But that’s what happens when you reach a certain level of of fame, and Auerbach and Carney (augmented by bassist Richard Swift and keyboardist John Wood) navigated the chasm between stripped-down blues-rock and big-tent arena rock handily, crafting a set list that nodded to the duo’s earliest efforts and their current status as elder statesmen of alternative rock. The cover of Edwyn Collins’s potent ’90s hit “A Girl Like You” underscored this, situating the Keys in a tradition of feisty blokes with larger ambitions (Collins made his name in the cult-beloved indiepop band Orange Juice) while allowing Auerbach to show off his guitar chops on its chunky riff.
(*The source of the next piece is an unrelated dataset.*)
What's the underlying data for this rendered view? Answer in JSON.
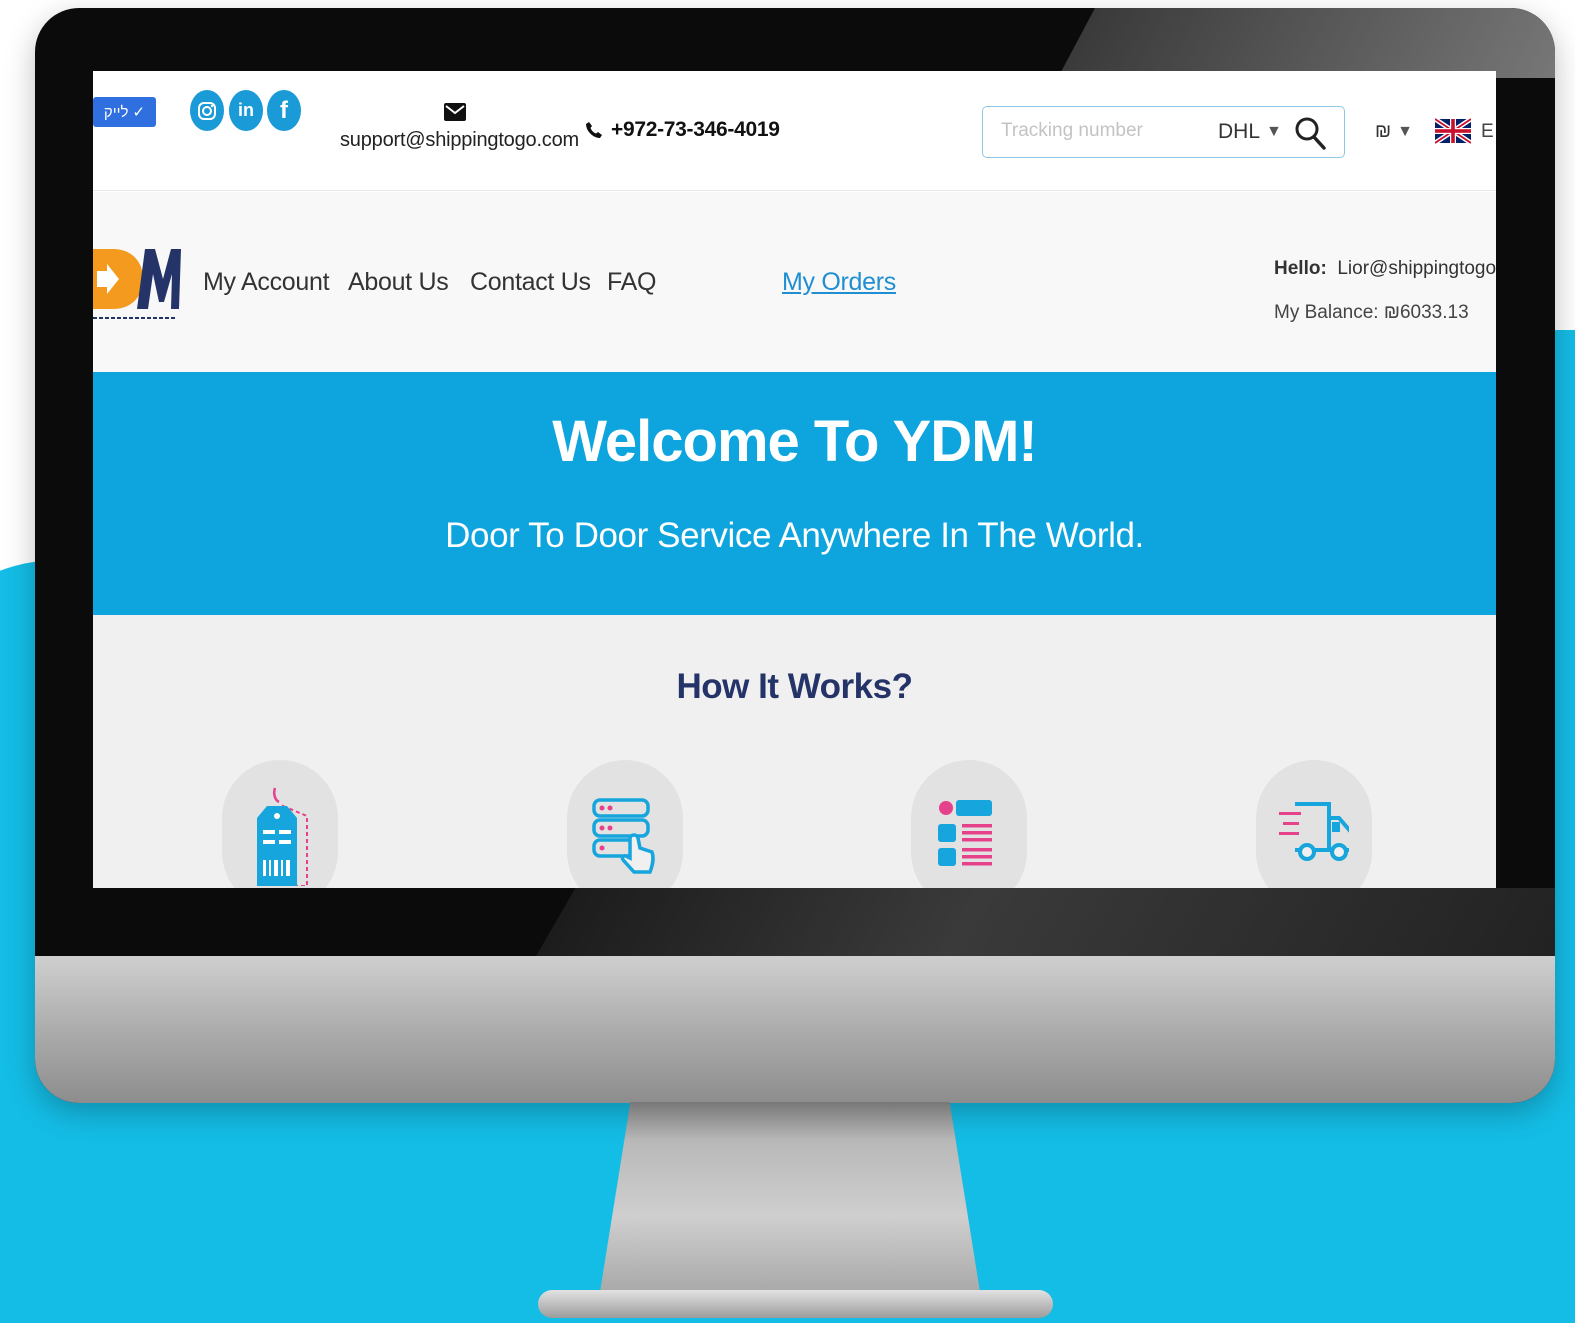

Sunday night’s show ended with “Little Black Submarine,” an El Camino track that loudly echoes Led Zeppelin’s “Stairway To Heaven,” both in form and in function. Comparing the Keys to Robert Plant and company is obviously tempting — each is among the biggest rock bands of its era. But the Keys’ lean nature stands out; the fact that they have been able to become one of the most prominent rock outfits of the 2010s while keeping things simple is not only a rebuke to arena-rock excesses, it’s a testament to their talent.Maura Johnston can be reached at firstname.lastname@example.org.